'''
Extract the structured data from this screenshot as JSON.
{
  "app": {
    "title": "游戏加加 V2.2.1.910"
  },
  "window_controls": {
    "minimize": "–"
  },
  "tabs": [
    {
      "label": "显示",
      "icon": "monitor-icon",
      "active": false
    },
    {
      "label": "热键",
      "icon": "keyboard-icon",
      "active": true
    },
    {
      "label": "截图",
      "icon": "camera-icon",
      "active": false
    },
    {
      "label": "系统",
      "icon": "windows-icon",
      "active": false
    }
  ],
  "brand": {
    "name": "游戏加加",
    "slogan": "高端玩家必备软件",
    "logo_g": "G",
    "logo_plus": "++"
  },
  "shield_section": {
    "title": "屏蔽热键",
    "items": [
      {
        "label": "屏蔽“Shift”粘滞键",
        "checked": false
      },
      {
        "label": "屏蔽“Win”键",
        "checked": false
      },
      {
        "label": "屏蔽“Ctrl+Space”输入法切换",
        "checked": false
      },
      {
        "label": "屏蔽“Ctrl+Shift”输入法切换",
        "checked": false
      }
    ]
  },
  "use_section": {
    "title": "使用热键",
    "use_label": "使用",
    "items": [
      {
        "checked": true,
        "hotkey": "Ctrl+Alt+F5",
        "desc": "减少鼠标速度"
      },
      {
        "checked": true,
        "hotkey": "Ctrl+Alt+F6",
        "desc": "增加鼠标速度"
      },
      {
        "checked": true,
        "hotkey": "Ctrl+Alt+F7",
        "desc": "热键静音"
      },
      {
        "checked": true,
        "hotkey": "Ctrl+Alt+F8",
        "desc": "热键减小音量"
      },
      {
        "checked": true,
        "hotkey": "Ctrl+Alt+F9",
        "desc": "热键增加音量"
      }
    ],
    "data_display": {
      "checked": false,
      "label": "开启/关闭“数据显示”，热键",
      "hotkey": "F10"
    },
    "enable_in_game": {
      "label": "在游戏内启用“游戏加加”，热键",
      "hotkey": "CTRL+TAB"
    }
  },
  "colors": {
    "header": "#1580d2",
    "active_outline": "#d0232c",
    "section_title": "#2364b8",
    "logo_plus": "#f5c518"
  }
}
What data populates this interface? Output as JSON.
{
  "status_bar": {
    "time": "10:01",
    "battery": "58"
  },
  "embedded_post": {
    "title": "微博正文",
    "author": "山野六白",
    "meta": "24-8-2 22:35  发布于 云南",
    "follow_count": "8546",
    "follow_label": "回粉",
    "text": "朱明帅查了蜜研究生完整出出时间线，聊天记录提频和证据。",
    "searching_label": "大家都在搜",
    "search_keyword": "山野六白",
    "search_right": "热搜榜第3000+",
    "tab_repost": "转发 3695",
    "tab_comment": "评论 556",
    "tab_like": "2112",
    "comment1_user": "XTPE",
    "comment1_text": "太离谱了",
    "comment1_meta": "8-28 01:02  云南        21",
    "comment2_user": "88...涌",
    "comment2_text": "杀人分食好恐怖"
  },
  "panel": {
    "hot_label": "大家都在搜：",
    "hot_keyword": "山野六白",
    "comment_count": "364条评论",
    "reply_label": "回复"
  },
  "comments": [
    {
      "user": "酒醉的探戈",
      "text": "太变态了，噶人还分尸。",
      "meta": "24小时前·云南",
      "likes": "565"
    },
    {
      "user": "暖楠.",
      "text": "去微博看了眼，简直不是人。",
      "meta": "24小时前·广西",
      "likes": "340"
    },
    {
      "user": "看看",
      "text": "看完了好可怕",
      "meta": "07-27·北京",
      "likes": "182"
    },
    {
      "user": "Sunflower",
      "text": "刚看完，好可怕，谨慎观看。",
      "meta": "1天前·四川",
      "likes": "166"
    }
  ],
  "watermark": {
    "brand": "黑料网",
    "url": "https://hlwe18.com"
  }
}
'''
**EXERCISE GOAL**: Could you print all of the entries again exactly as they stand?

**EXPECTED OUTPUT**:
Extract the structured data from this screenshot as JSON.
{
  "app": {
    "title": "游戏加加 V2.2.1.910"
  },
  "window_controls": {
    "minimize": "–"
  },
  "tabs": [
    {
      "label": "显示",
      "icon": "monitor-icon",
      "active": false
    },
    {
      "label": "热键",
      "icon": "keyboard-icon",
      "active": true
    },
    {
      "label": "截图",
      "icon": "camera-icon",
      "active": false
    },
    {
      "label": "系统",
      "icon": "windows-icon",
      "active": false
    }
  ],
  "brand": {
    "name": "游戏加加",
    "slogan": "高端玩家必备软件",
    "logo_g": "G",
    "logo_plus": "++"
  },
  "shield_section": {
    "title": "屏蔽热键",
    "items": [
      {
        "label": "屏蔽“Shift”粘滞键",
        "checked": false
      },
      {
        "label": "屏蔽“Win”键",
        "checked": false
      },
      {
        "label": "屏蔽“Ctrl+Space”输入法切换",
        "checked": false
      },
      {
        "label": "屏蔽“Ctrl+Shift”输入法切换",
        "checked": false
      }
    ]
  },
  "use_section": {
    "title": "使用热键",
    "use_label": "使用",
    "items": [
      {
        "checked": true,
        "hotkey": "Ctrl+Alt+F5",
        "desc": "减少鼠标速度"
      },
      {
        "checked": true,
        "hotkey": "Ctrl+Alt+F6",
        "desc": "增加鼠标速度"
      },
      {
        "checked": true,
        "hotkey": "Ctrl+Alt+F7",
        "desc": "热键静音"
      },
      {
        "checked": true,
        "hotkey": "Ctrl+Alt+F8",
        "desc": "热键减小音量"
      },
      {
        "checked": true,
        "hotkey": "Ctrl+Alt+F9",
        "desc": "热键增加音量"
      }
    ],
    "data_display": {
      "checked": false,
      "label": "开启/关闭“数据显示”，热键",
      "hotkey": "F10"
    },
    "enable_in_game": {
      "label": "在游戏内启用“游戏加加”，热键",
      "hotkey": "CTRL+TAB"
    }
  },
  "colors": {
    "header": "#1580d2",
    "active_outline": "#d0232c",
    "section_title": "#2364b8",
    "logo_plus": "#f5c518"
  }
}
What data populates this interface? Output as JSON.
{
  "status_bar": {
    "time": "10:01",
    "battery": "58"
  },
  "embedded_post": {
    "title": "微博正文",
    "author": "山野六白",
    "meta": "24-8-2 22:35  发布于 云南",
    "follow_count": "8546",
    "follow_label": "回粉",
    "text": "朱明帅查了蜜研究生完整出出时间线，聊天记录提频和证据。",
    "searching_label": "大家都在搜",
    "search_keyword": "山野六白",
    "search_right": "热搜榜第3000+",
    "tab_repost": "转发 3695",
    "tab_comment": "评论 556",
    "tab_like": "2112",
    "comment1_user": "XTPE",
    "comment1_text": "太离谱了",
    "comment1_meta": "8-28 01:02  云南        21",
    "comment2_user": "88...涌",
    "comment2_text": "杀人分食好恐怖"
  },
  "panel": {
    "hot_label": "大家都在搜：",
    "hot_keyword": "山野六白",
    "comment_count": "364条评论",
    "reply_label": "回复"
  },
  "comments": [
    {
      "user": "酒醉的探戈",
      "text": "太变态了，噶人还分尸。",
      "meta": "24小时前·云南",
      "likes": "565"
    },
    {
      "user": "暖楠.",
      "text": "去微博看了眼，简直不是人。",
      "meta": "24小时前·广西",
      "likes": "340"
    },
    {
      "user": "看看",
      "text": "看完了好可怕",
      "meta": "07-27·北京",
      "likes": "182"
    },
    {
      "user": "Sunflower",
      "text": "刚看完，好可怕，谨慎观看。",
      "meta": "1天前·四川",
      "likes": "166"
    }
  ],
  "watermark": {
    "brand": "黑料网",
    "url": "https://hlwe18.com"
  }
}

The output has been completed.